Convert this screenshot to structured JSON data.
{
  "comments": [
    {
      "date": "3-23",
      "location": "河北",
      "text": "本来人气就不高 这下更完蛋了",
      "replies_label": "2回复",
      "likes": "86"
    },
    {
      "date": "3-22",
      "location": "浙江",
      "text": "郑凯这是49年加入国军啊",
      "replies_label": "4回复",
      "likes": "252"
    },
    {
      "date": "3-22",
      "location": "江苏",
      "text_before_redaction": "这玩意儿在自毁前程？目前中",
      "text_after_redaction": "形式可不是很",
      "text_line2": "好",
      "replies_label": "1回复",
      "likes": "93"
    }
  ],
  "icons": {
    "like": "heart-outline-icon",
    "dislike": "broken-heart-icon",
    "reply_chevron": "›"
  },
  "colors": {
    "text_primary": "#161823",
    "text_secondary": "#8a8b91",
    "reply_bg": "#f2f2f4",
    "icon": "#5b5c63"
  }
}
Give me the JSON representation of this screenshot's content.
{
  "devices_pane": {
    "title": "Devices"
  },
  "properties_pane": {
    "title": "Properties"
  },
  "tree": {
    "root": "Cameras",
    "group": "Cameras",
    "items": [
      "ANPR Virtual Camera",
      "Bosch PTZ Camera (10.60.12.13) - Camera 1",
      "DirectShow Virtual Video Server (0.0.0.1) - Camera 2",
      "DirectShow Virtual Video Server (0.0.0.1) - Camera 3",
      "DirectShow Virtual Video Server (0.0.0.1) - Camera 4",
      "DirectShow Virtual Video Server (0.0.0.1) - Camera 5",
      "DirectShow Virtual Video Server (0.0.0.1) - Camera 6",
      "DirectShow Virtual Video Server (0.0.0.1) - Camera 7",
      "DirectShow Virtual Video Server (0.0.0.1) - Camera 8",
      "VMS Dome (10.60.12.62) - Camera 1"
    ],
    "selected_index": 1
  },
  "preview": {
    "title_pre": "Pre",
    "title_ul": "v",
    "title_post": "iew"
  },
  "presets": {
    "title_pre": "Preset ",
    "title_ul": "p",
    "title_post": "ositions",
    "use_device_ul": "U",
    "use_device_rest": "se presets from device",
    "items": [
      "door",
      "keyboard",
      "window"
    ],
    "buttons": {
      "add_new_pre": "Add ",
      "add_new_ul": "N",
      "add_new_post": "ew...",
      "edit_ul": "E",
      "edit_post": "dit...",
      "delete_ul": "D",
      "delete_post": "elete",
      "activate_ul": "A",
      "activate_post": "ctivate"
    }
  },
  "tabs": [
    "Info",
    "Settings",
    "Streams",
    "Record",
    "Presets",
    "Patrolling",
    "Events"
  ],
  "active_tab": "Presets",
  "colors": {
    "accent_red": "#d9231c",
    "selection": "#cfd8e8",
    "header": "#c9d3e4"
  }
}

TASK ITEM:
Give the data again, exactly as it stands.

SOLUTION:
Convert this screenshot to structured JSON data.
{
  "comments": [
    {
      "date": "3-23",
      "location": "河北",
      "text": "本来人气就不高 这下更完蛋了",
      "replies_label": "2回复",
      "likes": "86"
    },
    {
      "date": "3-22",
      "location": "浙江",
      "text": "郑凯这是49年加入国军啊",
      "replies_label": "4回复",
      "likes": "252"
    },
    {
      "date": "3-22",
      "location": "江苏",
      "text_before_redaction": "这玩意儿在自毁前程？目前中",
      "text_after_redaction": "形式可不是很",
      "text_line2": "好",
      "replies_label": "1回复",
      "likes": "93"
    }
  ],
  "icons": {
    "like": "heart-outline-icon",
    "dislike": "broken-heart-icon",
    "reply_chevron": "›"
  },
  "colors": {
    "text_primary": "#161823",
    "text_secondary": "#8a8b91",
    "reply_bg": "#f2f2f4",
    "icon": "#5b5c63"
  }
}
Give me the JSON representation of this screenshot's content.
{
  "devices_pane": {
    "title": "Devices"
  },
  "properties_pane": {
    "title": "Properties"
  },
  "tree": {
    "root": "Cameras",
    "group": "Cameras",
    "items": [
      "ANPR Virtual Camera",
      "Bosch PTZ Camera (10.60.12.13) - Camera 1",
      "DirectShow Virtual Video Server (0.0.0.1) - Camera 2",
      "DirectShow Virtual Video Server (0.0.0.1) - Camera 3",
      "DirectShow Virtual Video Server (0.0.0.1) - Camera 4",
      "DirectShow Virtual Video Server (0.0.0.1) - Camera 5",
      "DirectShow Virtual Video Server (0.0.0.1) - Camera 6",
      "DirectShow Virtual Video Server (0.0.0.1) - Camera 7",
      "DirectShow Virtual Video Server (0.0.0.1) - Camera 8",
      "VMS Dome (10.60.12.62) - Camera 1"
    ],
    "selected_index": 1
  },
  "preview": {
    "title_pre": "Pre",
    "title_ul": "v",
    "title_post": "iew"
  },
  "presets": {
    "title_pre": "Preset ",
    "title_ul": "p",
    "title_post": "ositions",
    "use_device_ul": "U",
    "use_device_rest": "se presets from device",
    "items": [
      "door",
      "keyboard",
      "window"
    ],
    "buttons": {
      "add_new_pre": "Add ",
      "add_new_ul": "N",
      "add_new_post": "ew...",
      "edit_ul": "E",
      "edit_post": "dit...",
      "delete_ul": "D",
      "delete_post": "elete",
      "activate_ul": "A",
      "activate_post": "ctivate"
    }
  },
  "tabs": [
    "Info",
    "Settings",
    "Streams",
    "Record",
    "Presets",
    "Patrolling",
    "Events"
  ],
  "active_tab": "Presets",
  "colors": {
    "accent_red": "#d9231c",
    "selection": "#cfd8e8",
    "header": "#c9d3e4"
  }
}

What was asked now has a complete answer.